The 2019 Séraphine, the recent addition to the Pomerol landscape courtesy of proprietor Martin Krajewski, was very impressive when I tasted the barrel sample. Now in bottle, it delivers on that promise. It has a gorgeous, pure, lilting bouquet of blackberry, raspberry and light black truffle scents that unfold in the glass. I appreciate the definition, detail, and prudent use of new oak (40%).
The palate is medium-bodied with fine-grained tannins, a keen thread of acidity, a touch more backbone than a few months ago, and an insistent grip on the finish. Traces of black pepper furnish the aftertaste. As I said before, one to watch. Just 2,800 bottles were produced.
Drink 2026 - 2048
Neal Martin, Vinous.com (February 2022)
This wine is made from 100% Merlot and is being aged in French oak barrels, 40% new, for 12-14 months. The alcohol came in at 14%. Deep garnet-purple in colour, the 2019 Séraphine opens with the most beautiful perfume of plum preserves, violets, clove oil and cinnamon stick over a core of blueberry compote, Morello cherries and crushed rocks.
Medium to full-bodied, the palate delivers mouth-coating black and blue fruit preserves with a fantastic line of freshness and beautifully ripe, plush tannins, finishing with loads of mineral and spicy sparks.
Lisa Perrotti-Brown, Wine Advocate (June 2020)
A dark, heady, brooding nose full of violets and blackcurrants. Liquorice, black truffle and scented black cherries are all noticeable straight away; this is quite a bold wine, with at first a chewy, mouth-filling texture, then settles to reveal layers of acidity, fruit and freshness as well as more detail to the tannins and overall structure.
Very seductive and charming. Still so much potential with all the elements at the fore right now, persistent and driving. It will be excellent to approach in a few years.
Drink 2026 - 2046
Georgina Hindle, Decanter.com (March 2022)
About this WINE
Pomerol is the smallest of Bordeaux's major appellations, with about 150 producers and approximately 740 hectares of vineyards. It is home to many bijou domaines, many of which produce little more than 1,000 cases per annum.
Both the topography and architecture of the region is unremarkable, but the style of the wines is most individual. The finest vineyards are planted on a seam of rich clay which extends across the gently-elevated plateau of Pomerol, which runs from the north-eastern boundary of St Emilion. On the sides of the plateau, the soil becomes sandier and the wines lighter.
There is one satellite region to the immediate north, Lalande-de-Pomerol whose wines are stylistically very similar, if sometimes lacking the finesse of its neighbour. There has never been a classification of Pomerol wines.

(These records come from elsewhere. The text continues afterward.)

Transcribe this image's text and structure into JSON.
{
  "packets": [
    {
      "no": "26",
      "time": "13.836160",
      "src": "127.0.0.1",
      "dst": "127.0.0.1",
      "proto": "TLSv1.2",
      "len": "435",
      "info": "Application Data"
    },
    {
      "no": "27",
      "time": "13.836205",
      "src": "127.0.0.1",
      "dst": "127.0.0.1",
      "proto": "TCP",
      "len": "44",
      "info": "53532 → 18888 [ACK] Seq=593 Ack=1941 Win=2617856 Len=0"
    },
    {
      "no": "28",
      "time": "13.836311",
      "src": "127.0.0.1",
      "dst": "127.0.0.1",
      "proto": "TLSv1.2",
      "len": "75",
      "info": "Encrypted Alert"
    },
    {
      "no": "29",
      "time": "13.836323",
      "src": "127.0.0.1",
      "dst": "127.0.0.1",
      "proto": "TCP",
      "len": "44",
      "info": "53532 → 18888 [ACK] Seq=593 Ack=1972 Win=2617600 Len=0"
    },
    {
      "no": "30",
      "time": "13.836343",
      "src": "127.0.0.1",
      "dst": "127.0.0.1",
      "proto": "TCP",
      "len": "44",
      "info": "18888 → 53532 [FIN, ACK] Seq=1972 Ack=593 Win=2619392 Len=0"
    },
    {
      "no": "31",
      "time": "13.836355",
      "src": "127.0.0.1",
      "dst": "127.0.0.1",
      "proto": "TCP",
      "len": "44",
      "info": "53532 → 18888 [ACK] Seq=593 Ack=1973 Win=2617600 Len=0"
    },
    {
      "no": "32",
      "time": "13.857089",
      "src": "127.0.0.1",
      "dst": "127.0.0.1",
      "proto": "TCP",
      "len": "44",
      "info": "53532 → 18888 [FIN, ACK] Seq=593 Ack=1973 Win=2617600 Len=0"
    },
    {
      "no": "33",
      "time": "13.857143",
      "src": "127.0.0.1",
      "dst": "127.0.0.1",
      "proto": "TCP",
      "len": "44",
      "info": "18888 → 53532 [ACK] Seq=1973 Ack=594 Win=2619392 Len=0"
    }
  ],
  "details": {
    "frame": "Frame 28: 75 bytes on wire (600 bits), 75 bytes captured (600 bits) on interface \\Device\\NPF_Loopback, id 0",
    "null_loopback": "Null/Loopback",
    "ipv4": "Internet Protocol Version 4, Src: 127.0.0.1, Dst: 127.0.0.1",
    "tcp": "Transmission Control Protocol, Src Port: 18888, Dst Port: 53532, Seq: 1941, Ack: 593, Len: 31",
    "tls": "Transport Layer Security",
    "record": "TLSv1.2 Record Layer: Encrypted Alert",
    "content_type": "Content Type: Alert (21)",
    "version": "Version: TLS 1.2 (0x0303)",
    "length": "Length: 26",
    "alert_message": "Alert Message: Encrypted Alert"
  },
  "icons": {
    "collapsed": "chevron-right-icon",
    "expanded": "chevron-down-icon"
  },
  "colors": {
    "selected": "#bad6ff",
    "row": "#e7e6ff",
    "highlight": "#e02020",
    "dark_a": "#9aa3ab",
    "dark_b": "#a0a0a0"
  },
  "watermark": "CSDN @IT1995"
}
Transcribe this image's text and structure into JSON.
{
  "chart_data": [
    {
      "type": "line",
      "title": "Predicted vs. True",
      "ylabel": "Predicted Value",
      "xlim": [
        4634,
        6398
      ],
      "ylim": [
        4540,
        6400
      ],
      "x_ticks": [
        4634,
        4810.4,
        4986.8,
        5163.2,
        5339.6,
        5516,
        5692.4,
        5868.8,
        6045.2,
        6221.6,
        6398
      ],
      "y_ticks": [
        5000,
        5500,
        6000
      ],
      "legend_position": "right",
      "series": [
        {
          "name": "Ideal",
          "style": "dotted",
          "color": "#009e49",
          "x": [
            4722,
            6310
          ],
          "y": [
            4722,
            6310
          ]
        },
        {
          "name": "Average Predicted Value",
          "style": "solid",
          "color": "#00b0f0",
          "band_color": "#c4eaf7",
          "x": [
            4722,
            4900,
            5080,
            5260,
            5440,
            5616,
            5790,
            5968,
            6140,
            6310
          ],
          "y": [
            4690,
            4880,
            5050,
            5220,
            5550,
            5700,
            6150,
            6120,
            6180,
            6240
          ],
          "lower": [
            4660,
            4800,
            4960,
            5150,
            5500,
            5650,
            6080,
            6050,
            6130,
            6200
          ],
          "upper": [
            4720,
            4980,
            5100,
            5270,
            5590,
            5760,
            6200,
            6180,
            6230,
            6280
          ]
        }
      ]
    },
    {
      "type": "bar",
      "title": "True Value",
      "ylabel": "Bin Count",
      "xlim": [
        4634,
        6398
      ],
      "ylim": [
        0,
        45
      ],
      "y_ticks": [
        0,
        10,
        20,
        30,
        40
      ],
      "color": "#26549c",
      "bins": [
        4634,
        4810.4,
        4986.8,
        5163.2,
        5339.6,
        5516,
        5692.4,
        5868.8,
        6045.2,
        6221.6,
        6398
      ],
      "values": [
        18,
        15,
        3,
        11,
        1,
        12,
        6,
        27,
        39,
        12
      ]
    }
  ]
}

The most widely planted grape in Bordeaux and a grape that has been on a relentless expansion drive throughout the world in the last decade. Merlot is adaptable to most soils and is relatively simple to cultivate. It is a vigorous naturally high yielding grape that requires savage pruning - over-cropped Merlot-based wines are dilute and bland. It is also vital to pick at optimum ripeness as Merlot can quickly lose its varietal characteristics if harvested overripe.
In St.Emilion and Pomerol it withstands the moist clay rich soils far better than Cabernet grapes, and at it best produces opulently rich, plummy clarets with succulent fruitcake-like nuances. Le Pin, Pétrus and Clinet are examples of hedonistically rich Merlot wines at their very best. It also plays a key supporting role in filling out the middle palate of the Cabernet-dominated wines of the Médoc and Graves.